The Ingersoll Milling Machine Company joined the massive war production that was the United States' response to World War II. The company built a 175-ton swivel head boring machine to cut and machine armor plate for naval vessels. It was so effective that the Navy honored Ingersoll with the prestigious "E" Award. The firm also built large-scale machinery used in the manufacture of reduction gear drive cases for battleships, hulls and turrets for battle tanks, torpedo tubes and antiaircraft gun mounts. It also pioneered the development of carbide cutting tools. By 1942 sales had risen to $11.5 million, and the work force to 1,200.

Sales and production slumped briefly after World War II ended but had picked up by the 1950s. That decade the company added many new buildings for assembly, office and engineering space, storage, the manufacture of cutting tools, and fabrication.

1953: Largest Milling Machine in the World

And the tasks Ingersoll undertook grew. In 1953 the company built the largest milling machine in the world for installation in its own plant. The machine measured 133 feet long and weighed 500 tons. By the late 1950s several more of these "giants" were added to the plant, making Ingersoll's Rockford facility one of the most modern and productive big machining shops in the world.

Ingersoll's customer base expanded into the growing aluminum industry, and into the manufacture of diesel engines for locomotives in the 1950s. The company sold to customers in India, Australia, the Soviet Union, and France, among others.

1960: Expansion in the Technology Age

The 1960s began with projects to build two large transfer lines for an Opel automobile plant in West Germany. The order heralded the massive growth of the foreign customer base in the 1960s. Ingersoll joined with West German company Waldrich Siegen to build a cutting tool plant in West Germany, and in 1966, a similar venture led to construction of a plant in England.
That decade Ingersoll also led the way in new technology, developing and building electrical discharge machining (E.D.M.) and numerical control (N/C) equipment.

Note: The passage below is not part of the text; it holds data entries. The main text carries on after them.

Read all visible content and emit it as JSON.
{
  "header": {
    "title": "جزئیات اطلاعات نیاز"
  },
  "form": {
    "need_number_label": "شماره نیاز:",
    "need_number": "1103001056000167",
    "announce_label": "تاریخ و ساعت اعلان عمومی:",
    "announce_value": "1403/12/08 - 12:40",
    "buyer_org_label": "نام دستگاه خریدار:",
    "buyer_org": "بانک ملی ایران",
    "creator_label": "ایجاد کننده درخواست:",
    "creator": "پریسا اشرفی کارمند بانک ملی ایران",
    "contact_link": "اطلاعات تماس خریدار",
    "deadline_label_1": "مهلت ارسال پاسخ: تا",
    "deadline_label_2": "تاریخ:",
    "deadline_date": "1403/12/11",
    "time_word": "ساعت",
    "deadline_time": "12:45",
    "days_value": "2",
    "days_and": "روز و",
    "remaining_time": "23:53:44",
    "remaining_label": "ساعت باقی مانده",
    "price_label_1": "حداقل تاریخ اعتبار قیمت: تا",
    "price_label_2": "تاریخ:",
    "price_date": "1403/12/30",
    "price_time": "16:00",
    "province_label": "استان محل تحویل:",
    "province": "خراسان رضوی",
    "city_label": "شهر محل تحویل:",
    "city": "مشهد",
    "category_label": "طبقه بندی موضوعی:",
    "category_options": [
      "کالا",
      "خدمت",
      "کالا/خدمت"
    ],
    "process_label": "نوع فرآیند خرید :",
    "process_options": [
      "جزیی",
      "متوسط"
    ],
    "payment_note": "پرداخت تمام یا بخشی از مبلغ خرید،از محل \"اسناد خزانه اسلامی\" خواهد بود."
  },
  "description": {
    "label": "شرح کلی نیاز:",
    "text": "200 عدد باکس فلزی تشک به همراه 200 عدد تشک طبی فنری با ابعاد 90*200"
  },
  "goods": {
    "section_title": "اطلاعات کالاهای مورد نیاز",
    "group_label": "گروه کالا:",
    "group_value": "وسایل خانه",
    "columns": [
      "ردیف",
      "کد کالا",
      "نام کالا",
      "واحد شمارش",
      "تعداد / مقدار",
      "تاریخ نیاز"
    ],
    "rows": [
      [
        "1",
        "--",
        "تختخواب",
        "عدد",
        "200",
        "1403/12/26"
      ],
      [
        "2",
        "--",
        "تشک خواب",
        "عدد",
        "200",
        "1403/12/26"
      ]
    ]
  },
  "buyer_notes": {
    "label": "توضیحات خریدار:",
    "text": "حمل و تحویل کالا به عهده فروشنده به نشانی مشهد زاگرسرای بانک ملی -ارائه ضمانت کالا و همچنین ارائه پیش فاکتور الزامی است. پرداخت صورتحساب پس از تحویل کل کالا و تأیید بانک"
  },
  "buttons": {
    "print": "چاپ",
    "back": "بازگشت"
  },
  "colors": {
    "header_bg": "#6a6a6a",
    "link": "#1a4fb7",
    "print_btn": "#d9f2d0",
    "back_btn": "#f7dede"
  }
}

1970: 15th Largest US Metal Cutting Manufacuter

By 1970 annual sales totaled $37 million, and Ingersoll ranked 15th in size among 250 US metal cutting tool manufacturers. The firm's acquisition of H.A.Waldrich of Siegen, West Germany and later Waldrich Coburg in Germany marked even further growth and firmly established the company as a dominant international builder of machine tools and complete manufacturing systems.

1980's: World Powers - World Strength

In the 1980s Ingersoll joined in partnership arrangements with Boeing, General Motors and others to provide large manufacturing systems for major aircraft components and powertrains for the automobile industry.
Today, Ingersoll is helping meet world demand for dramatic improvements in manufacturing flexibility, productivity and quality with a new generation of Vertical and Horizontal MASTERCENTER™ machines.

Applications abound in aerospace, heavy machinery, machine tool, automotive and other manufacturing industries.

In 1996 Ingersoll introduced High Velocity® machines which are rapidly transforming the manufacturing process to provide agility and flexibility for many manufactured parts throughout the world.

These machines are being shipped to Europe and Asia, as well as Ingersoll's customers in the Americas.

Ingersoll ranks among the top special machine builders in the entire world.